The excuse most commonly proffered by the DOJCD for this failure, has been ‘technical difficulties' in redacting personal information from the database. SAHA, however, has secured written offers from experts involved in the design of the database to work with the DOJCD to undertake this apparently simple process. These offers have been repeatedly communicated to, and ignored by, the DOJCD. The department finally wrote to SAHA in 2012 alleging, in contradiction to all evidence to the contrary that the copy of the database provided complies with the Minister's instruction to avail the database to SAHA, that there is no additional information that can be provided, and they considered the case to be closed.
The TRC Victims Database represents an important part of South Africa's history, and it is saddening to witness both the lack of care demonstrated by the department in ensuring the preservation and accessibility of records in the DOJCD's custody and the persistent lack of will to cooperate fully with SAHA and to comply with their obligations to release the database in terms of PAIA.
SAHA's position remains that the PAIA request was granted in full by the Minister and therefore the database must be provided in a workable format necessary for the purpose for which it was requested. Anything short of full compliance with the request is inadequate, particularly given the availability of technical experts ready and able to extract data in a workable format.
SAHA has once again appealed to the Minister, appealing for his intervention in order to reach an amicable solution rather than enter into litigation, asking for a response to this enquiry by 19 April 2013. Having received no acknowledgement of this request, SAHA is left with no choice but to pursue this issue through the courts.
As South Africa celebrates Freedom Day, this is simply one telling example of the on-going frustrations that come with attempting to secure records from public bodies. Given the historical failure of many government departments to comply with their existing statutory requirements in terms of PAIA, it seems clear that the Secrecy Bill passed by the National Assembly this week will only strengthen government's ability to obscure and obfuscate without check, thus further undermining and limiting the hard won right of freedom of information in South Africa.

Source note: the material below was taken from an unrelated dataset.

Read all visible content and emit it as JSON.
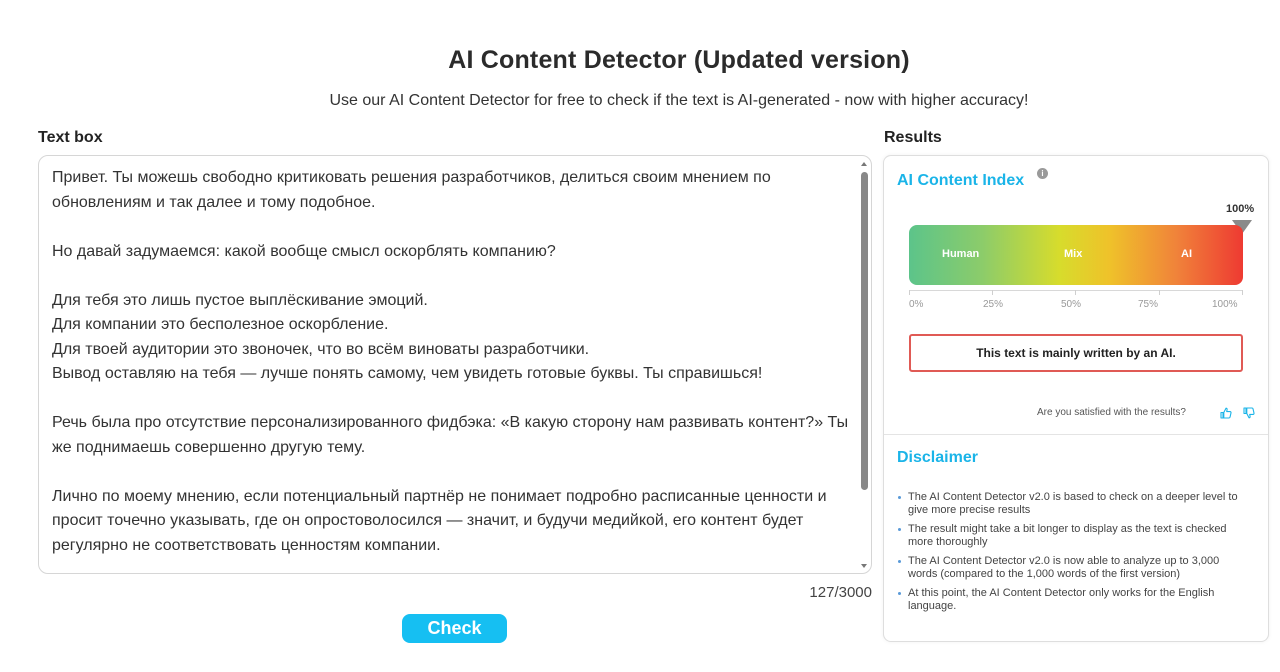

For more information about SAHA's experiences attempting to access TRC records, please see:
Pigou, P. Accessing the Records of the Truth and Reconciliation Commission. In Allan, K (ed). 2009. Paper wars: access to information in South Africa.